• [TASK OBJECTIVE] In the listing below, which lines contain the string "GRAY"? Copy them all.

(Beginning of DATA SHOWN)

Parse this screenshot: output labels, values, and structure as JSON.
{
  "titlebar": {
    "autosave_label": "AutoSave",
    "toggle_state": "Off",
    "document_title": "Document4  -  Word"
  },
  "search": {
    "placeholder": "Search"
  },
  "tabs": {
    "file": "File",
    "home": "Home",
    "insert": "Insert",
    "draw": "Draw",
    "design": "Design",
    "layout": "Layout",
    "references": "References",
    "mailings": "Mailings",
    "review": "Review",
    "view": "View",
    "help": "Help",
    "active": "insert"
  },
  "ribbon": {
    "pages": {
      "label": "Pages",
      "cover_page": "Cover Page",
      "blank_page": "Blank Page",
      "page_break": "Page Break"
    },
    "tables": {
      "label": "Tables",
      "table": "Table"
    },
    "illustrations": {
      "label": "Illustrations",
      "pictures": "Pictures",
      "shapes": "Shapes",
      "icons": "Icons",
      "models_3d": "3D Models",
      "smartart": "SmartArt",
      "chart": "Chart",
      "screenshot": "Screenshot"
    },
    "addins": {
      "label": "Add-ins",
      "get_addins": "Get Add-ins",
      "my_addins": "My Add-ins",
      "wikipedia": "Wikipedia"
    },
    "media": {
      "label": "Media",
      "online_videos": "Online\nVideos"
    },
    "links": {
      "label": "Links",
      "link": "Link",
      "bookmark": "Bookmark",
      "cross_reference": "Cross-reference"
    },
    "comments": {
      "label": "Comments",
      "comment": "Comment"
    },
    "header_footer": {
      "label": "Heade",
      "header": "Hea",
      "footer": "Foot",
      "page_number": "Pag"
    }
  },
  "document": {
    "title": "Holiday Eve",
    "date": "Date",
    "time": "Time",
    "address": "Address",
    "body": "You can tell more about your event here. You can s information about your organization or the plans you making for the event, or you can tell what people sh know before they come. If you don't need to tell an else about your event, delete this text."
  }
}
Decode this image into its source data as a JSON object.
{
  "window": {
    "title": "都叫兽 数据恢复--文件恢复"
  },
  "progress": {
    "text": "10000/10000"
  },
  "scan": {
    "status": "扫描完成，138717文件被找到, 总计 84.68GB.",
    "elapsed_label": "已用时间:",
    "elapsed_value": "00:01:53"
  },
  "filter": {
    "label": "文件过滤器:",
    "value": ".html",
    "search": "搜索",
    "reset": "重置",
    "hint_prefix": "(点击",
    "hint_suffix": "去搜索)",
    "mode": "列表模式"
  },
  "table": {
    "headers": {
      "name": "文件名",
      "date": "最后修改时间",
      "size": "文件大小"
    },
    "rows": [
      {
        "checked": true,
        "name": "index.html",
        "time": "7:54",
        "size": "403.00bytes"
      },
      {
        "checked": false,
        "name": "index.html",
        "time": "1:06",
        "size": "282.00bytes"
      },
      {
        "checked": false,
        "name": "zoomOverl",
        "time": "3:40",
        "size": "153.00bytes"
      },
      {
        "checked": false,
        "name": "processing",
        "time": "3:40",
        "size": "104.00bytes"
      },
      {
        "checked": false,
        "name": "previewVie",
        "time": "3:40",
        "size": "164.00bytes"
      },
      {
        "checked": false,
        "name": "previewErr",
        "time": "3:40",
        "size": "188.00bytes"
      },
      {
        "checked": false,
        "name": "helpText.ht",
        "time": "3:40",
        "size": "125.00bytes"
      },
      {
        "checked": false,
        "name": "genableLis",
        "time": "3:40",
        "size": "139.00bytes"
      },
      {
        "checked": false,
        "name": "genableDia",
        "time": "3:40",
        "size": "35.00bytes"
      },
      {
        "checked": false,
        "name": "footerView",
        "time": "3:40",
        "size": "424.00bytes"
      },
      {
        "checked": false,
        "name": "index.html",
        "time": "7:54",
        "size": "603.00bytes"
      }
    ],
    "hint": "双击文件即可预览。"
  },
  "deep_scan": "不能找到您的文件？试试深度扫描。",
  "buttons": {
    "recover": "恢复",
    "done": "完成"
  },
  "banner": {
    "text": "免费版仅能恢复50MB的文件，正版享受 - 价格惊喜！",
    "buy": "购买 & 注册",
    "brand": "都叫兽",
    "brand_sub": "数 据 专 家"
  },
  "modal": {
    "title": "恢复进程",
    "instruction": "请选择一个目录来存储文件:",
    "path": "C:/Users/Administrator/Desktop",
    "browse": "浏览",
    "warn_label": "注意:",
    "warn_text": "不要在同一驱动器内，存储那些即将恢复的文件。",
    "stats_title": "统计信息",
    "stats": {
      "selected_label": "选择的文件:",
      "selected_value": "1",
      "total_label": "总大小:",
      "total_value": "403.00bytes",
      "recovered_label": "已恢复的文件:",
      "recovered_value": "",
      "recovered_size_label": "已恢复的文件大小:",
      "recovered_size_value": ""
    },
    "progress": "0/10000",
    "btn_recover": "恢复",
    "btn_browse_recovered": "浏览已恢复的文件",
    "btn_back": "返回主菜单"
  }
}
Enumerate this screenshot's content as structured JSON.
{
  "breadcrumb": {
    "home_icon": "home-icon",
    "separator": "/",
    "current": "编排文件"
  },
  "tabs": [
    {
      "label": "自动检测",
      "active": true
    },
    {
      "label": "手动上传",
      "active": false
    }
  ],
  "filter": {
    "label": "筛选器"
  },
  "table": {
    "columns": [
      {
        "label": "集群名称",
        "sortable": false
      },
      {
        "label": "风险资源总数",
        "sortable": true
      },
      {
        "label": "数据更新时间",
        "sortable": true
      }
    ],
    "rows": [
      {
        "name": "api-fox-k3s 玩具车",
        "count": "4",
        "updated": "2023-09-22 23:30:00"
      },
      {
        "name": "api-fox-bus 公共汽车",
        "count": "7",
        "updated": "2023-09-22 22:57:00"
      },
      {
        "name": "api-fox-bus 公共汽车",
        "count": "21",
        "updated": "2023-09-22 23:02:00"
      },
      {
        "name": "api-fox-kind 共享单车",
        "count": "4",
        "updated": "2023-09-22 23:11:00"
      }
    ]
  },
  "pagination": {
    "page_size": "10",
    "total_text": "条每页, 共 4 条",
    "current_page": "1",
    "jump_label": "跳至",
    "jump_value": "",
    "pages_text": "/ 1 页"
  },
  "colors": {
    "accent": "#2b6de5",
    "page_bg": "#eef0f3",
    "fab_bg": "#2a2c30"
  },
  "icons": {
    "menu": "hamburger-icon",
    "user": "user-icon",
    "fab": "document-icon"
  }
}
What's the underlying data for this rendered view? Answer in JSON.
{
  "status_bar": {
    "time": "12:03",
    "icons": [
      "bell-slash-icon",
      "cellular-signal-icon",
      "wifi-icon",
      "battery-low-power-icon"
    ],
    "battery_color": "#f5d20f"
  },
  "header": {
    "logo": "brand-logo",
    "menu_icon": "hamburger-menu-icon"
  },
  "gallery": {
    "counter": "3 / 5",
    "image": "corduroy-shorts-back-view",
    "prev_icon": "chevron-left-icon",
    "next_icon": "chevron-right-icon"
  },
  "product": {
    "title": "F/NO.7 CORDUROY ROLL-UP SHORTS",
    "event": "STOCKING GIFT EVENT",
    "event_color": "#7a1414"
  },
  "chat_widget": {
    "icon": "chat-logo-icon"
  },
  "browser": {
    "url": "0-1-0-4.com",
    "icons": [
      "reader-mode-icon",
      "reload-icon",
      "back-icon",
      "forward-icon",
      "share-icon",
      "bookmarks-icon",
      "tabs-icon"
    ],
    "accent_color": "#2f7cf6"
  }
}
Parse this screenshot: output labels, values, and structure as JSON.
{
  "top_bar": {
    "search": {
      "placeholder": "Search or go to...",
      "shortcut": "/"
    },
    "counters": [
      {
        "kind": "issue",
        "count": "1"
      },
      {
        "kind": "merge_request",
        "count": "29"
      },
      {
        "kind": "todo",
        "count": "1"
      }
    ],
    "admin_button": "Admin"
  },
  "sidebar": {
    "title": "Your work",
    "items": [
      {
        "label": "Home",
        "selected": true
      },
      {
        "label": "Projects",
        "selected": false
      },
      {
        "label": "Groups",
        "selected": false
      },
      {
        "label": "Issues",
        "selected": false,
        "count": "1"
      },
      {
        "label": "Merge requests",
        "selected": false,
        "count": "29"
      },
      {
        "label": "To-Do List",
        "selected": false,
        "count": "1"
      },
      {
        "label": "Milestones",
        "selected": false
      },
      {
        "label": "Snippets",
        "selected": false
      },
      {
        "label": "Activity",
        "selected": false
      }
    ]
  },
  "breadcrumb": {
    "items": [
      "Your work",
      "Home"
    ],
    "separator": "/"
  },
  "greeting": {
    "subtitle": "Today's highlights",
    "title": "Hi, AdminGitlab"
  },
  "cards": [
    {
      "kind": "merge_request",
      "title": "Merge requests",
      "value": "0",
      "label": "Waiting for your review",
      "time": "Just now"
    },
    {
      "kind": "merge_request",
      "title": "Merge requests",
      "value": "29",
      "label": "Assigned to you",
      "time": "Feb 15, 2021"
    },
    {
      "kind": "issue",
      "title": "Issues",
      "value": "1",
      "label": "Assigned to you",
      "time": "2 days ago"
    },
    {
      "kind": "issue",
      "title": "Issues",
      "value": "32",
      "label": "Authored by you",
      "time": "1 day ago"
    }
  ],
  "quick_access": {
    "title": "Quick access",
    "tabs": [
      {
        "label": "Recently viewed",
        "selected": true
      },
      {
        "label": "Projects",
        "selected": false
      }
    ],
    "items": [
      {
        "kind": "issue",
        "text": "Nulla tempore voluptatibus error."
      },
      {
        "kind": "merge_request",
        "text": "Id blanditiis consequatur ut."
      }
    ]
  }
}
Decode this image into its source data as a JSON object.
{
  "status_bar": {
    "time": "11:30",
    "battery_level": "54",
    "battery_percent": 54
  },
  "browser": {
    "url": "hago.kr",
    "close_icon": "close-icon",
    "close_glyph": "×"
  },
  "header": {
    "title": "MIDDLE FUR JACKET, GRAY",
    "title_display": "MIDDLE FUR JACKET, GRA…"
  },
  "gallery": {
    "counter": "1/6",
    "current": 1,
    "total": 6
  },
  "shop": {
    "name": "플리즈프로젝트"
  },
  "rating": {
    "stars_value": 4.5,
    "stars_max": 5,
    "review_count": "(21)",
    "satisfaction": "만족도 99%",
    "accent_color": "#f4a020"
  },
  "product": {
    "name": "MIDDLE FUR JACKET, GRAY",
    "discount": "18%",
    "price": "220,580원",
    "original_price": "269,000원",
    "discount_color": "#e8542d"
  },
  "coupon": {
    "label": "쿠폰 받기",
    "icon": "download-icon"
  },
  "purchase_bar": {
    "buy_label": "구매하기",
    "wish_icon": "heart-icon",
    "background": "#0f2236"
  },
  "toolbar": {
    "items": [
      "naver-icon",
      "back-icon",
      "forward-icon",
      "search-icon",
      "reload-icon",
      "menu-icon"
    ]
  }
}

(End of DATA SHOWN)

• [RESPONSE TO THIS TASK]
    "title": "MIDDLE FUR JACKET, GRAY",
    "name": "MIDDLE FUR JACKET, GRAY",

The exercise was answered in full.